(Assignment): All of the entries must be reproduced exactly, with no images carried over.

*** Opening of Provided entries ***

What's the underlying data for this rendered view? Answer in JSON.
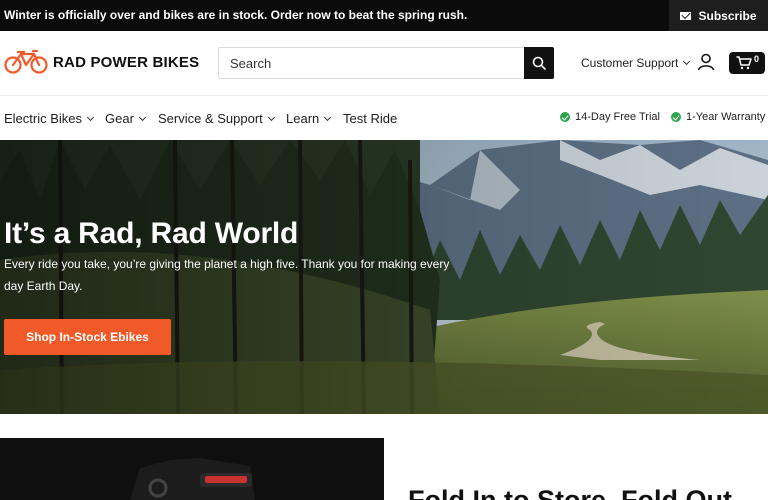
{
  "announcement": {
    "text": "Winter is officially over and bikes are in stock. Order now to beat the spring rush.",
    "subscribe_label": "Subscribe",
    "subscribe_icon": "mail-icon"
  },
  "header": {
    "logo_text": "RAD POWER BIKES",
    "logo_icon": "bicycle-icon",
    "search_placeholder": "Search",
    "search_icon": "search-icon",
    "support_label": "Customer Support",
    "account_icon": "user-icon",
    "cart_icon": "cart-icon",
    "cart_count": "0"
  },
  "nav": {
    "items": [
      {
        "label": "Electric Bikes"
      },
      {
        "label": "Gear"
      },
      {
        "label": "Service & Support"
      },
      {
        "label": "Learn"
      },
      {
        "label": "Test Ride"
      }
    ],
    "perks": [
      {
        "label": "14-Day Free Trial",
        "icon": "check-circle-icon"
      },
      {
        "label": "1-Year Warranty",
        "icon": "check-circle-icon"
      }
    ]
  },
  "hero": {
    "title": "It’s a Rad, Rad World",
    "subtitle": "Every ride you take, you’re giving the planet a high five. Thank you for making every day Earth Day.",
    "cta_label": "Shop In-Stock Ebikes"
  },
  "promo": {
    "title": "Fold In to Store, Fold Out"
  },
  "colors": {
    "accent": "#f05a28",
    "logo_orange": "#f05a28",
    "check_green": "#2ea44f",
    "topbar": "#0b0b0b"
  }
}
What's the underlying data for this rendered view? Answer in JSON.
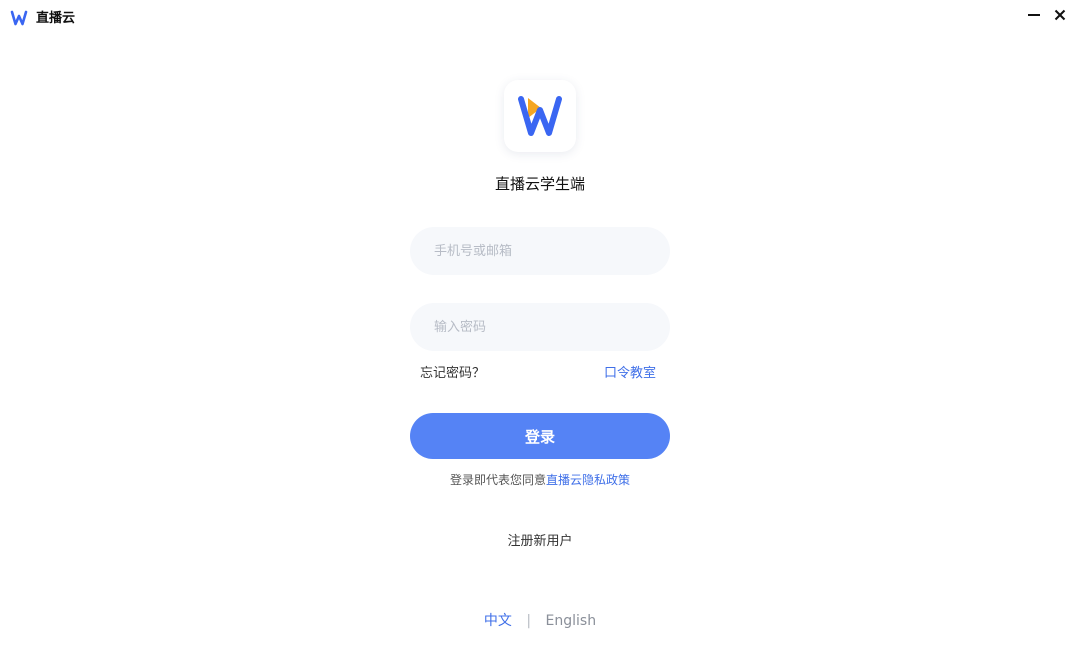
{
  "window": {
    "title": "直播云",
    "minimize_icon": "minimize-icon",
    "close_icon": "close-icon"
  },
  "brand": {
    "logo_icon": "w-play-logo-icon",
    "app_name": "直播云学生端",
    "colors": {
      "blue": "#3a66f2",
      "orange": "#f5a623"
    }
  },
  "form": {
    "phone_placeholder": "手机号或邮箱",
    "phone_value": "",
    "password_placeholder": "输入密码",
    "password_value": "",
    "forgot_label": "忘记密码？",
    "classroom_label": "口令教室",
    "login_label": "登录"
  },
  "agreement": {
    "prefix": "登录即代表您同意",
    "policy_link": "直播云隐私政策"
  },
  "register_label": "注册新用户",
  "language": {
    "zh": "中文",
    "separator": "|",
    "en": "English",
    "selected": "中文"
  },
  "colors": {
    "accent": "#5583f5",
    "link": "#3f6fe8",
    "input_bg": "#f6f8fb"
  }
}
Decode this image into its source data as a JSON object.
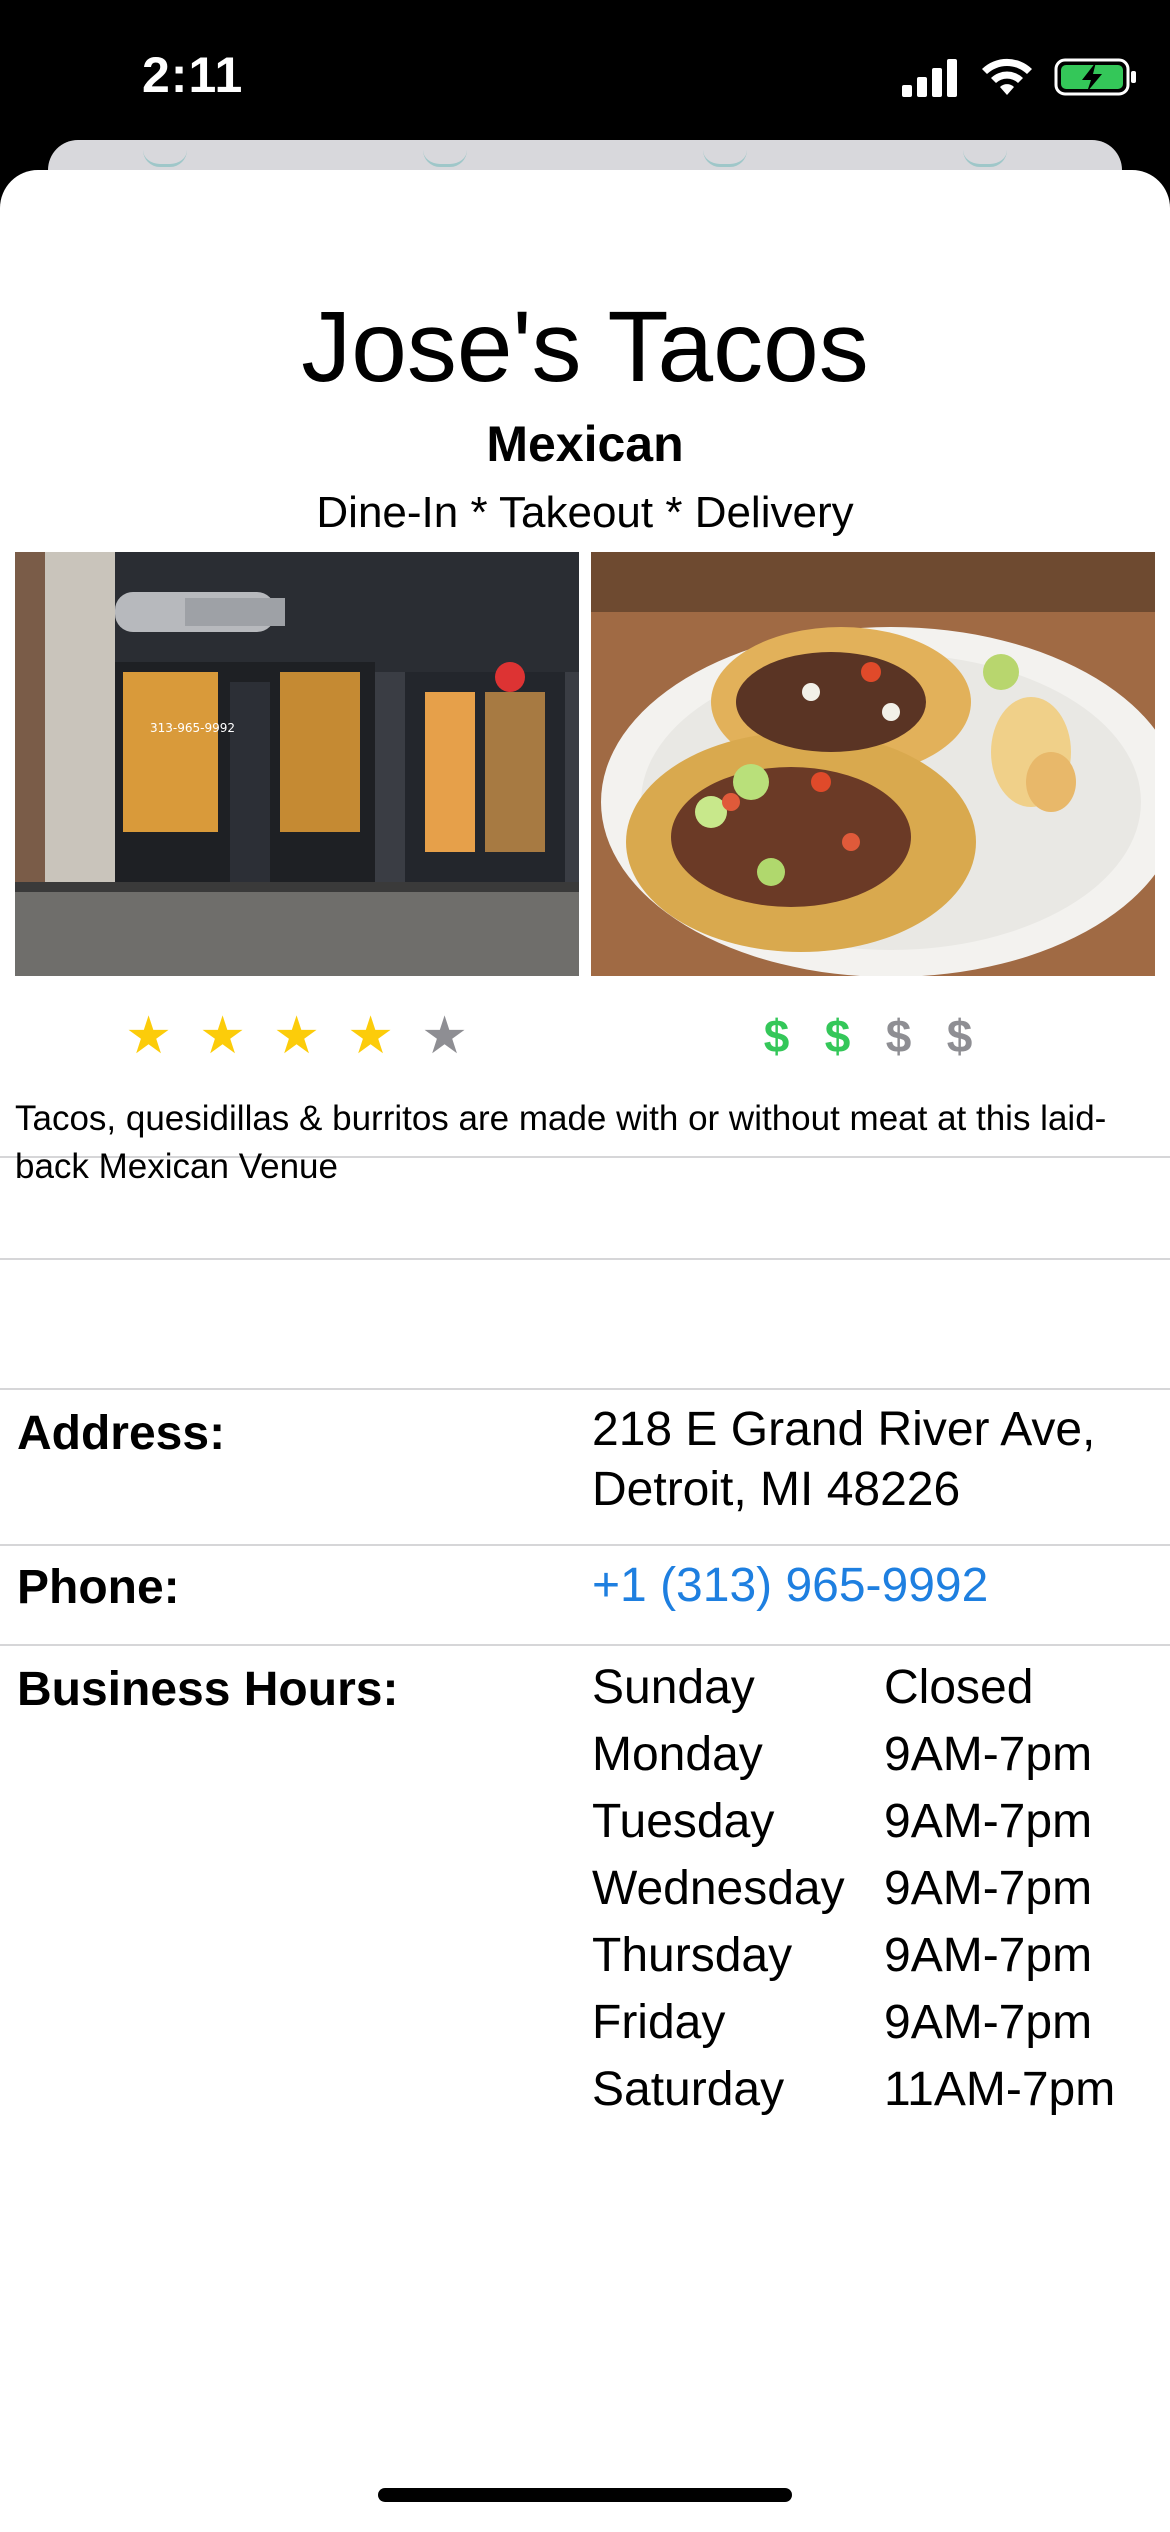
{
  "status_bar": {
    "time": "2:11",
    "icons": [
      "signal-icon",
      "wifi-icon",
      "battery-charging-icon"
    ]
  },
  "restaurant": {
    "name": "Jose's Tacos",
    "cuisine": "Mexican",
    "services": "Dine-In * Takeout * Delivery",
    "rating": 4,
    "rating_max": 5,
    "price_level": 2,
    "price_max": 4,
    "price_symbol": "$",
    "star_symbol": "★",
    "description": "Tacos, quesidillas & burritos are made with or without meat at this laid-back Mexican Venue"
  },
  "details": {
    "address_label": "Address:",
    "address_line1": "218 E Grand River Ave,",
    "address_line2": "Detroit, MI 48226",
    "phone_label": "Phone:",
    "phone": "+1 (313) 965-9992",
    "hours_label": "Business Hours:",
    "hours": [
      {
        "day": "Sunday",
        "time": "Closed"
      },
      {
        "day": "Monday",
        "time": "9AM-7pm"
      },
      {
        "day": "Tuesday",
        "time": "9AM-7pm"
      },
      {
        "day": "Wednesday",
        "time": "9AM-7pm"
      },
      {
        "day": "Thursday",
        "time": "9AM-7pm"
      },
      {
        "day": "Friday",
        "time": "9AM-7pm"
      },
      {
        "day": "Saturday",
        "time": "11AM-7pm"
      }
    ]
  },
  "photos": {
    "left_sign_text": "313-965-9992"
  },
  "colors": {
    "star_active": "#fccc0a",
    "star_inactive": "#8e8e93",
    "price_active": "#34c759",
    "price_inactive": "#8e8e93",
    "link": "#1e7fe0"
  }
}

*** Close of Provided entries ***

(Completed exercise):
What's the underlying data for this rendered view? Answer in JSON.
{
  "announcement": {
    "text": "Winter is officially over and bikes are in stock. Order now to beat the spring rush.",
    "subscribe_label": "Subscribe",
    "subscribe_icon": "mail-icon"
  },
  "header": {
    "logo_text": "RAD POWER BIKES",
    "logo_icon": "bicycle-icon",
    "search_placeholder": "Search",
    "search_icon": "search-icon",
    "support_label": "Customer Support",
    "account_icon": "user-icon",
    "cart_icon": "cart-icon",
    "cart_count": "0"
  },
  "nav": {
    "items": [
      {
        "label": "Electric Bikes"
      },
      {
        "label": "Gear"
      },
      {
        "label": "Service & Support"
      },
      {
        "label": "Learn"
      },
      {
        "label": "Test Ride"
      }
    ],
    "perks": [
      {
        "label": "14-Day Free Trial",
        "icon": "check-circle-icon"
      },
      {
        "label": "1-Year Warranty",
        "icon": "check-circle-icon"
      }
    ]
  },
  "hero": {
    "title": "It’s a Rad, Rad World",
    "subtitle": "Every ride you take, you’re giving the planet a high five. Thank you for making every day Earth Day.",
    "cta_label": "Shop In-Stock Ebikes"
  },
  "promo": {
    "title": "Fold In to Store, Fold Out"
  },
  "colors": {
    "accent": "#f05a28",
    "logo_orange": "#f05a28",
    "check_green": "#2ea44f",
    "topbar": "#0b0b0b"
  }
}
What's the underlying data for this rendered view? Answer in JSON.
{
  "window": {
    "title": "直播云",
    "minimize_icon": "minimize-icon",
    "close_icon": "close-icon"
  },
  "brand": {
    "logo_icon": "w-play-logo-icon",
    "app_name": "直播云学生端",
    "colors": {
      "blue": "#3a66f2",
      "orange": "#f5a623"
    }
  },
  "form": {
    "phone_placeholder": "手机号或邮箱",
    "phone_value": "",
    "password_placeholder": "输入密码",
    "password_value": "",
    "forgot_label": "忘记密码？",
    "classroom_label": "口令教室",
    "login_label": "登录"
  },
  "agreement": {
    "prefix": "登录即代表您同意",
    "policy_link": "直播云隐私政策"
  },
  "register_label": "注册新用户",
  "language": {
    "zh": "中文",
    "separator": "|",
    "en": "English",
    "selected": "中文"
  },
  "colors": {
    "accent": "#5583f5",
    "link": "#3f6fe8",
    "input_bg": "#f6f8fb"
  }
}
Decode this image into its source data as a JSON object.
{
  "status_bar": {
    "time": "2:11",
    "icons": [
      "signal-icon",
      "wifi-icon",
      "battery-charging-icon"
    ]
  },
  "restaurant": {
    "name": "Jose's Tacos",
    "cuisine": "Mexican",
    "services": "Dine-In * Takeout * Delivery",
    "rating": 4,
    "rating_max": 5,
    "price_level": 2,
    "price_max": 4,
    "price_symbol": "$",
    "star_symbol": "★",
    "description": "Tacos, quesidillas & burritos are made with or without meat at this laid-back Mexican Venue"
  },
  "details": {
    "address_label": "Address:",
    "address_line1": "218 E Grand River Ave,",
    "address_line2": "Detroit, MI 48226",
    "phone_label": "Phone:",
    "phone": "+1 (313) 965-9992",
    "hours_label": "Business Hours:",
    "hours": [
      {
        "day": "Sunday",
        "time": "Closed"
      },
      {
        "day": "Monday",
        "time": "9AM-7pm"
      },
      {
        "day": "Tuesday",
        "time": "9AM-7pm"
      },
      {
        "day": "Wednesday",
        "time": "9AM-7pm"
      },
      {
        "day": "Thursday",
        "time": "9AM-7pm"
      },
      {
        "day": "Friday",
        "time": "9AM-7pm"
      },
      {
        "day": "Saturday",
        "time": "11AM-7pm"
      }
    ]
  },
  "photos": {
    "left_sign_text": "313-965-9992"
  },
  "colors": {
    "star_active": "#fccc0a",
    "star_inactive": "#8e8e93",
    "price_active": "#34c759",
    "price_inactive": "#8e8e93",
    "link": "#1e7fe0"
  }
}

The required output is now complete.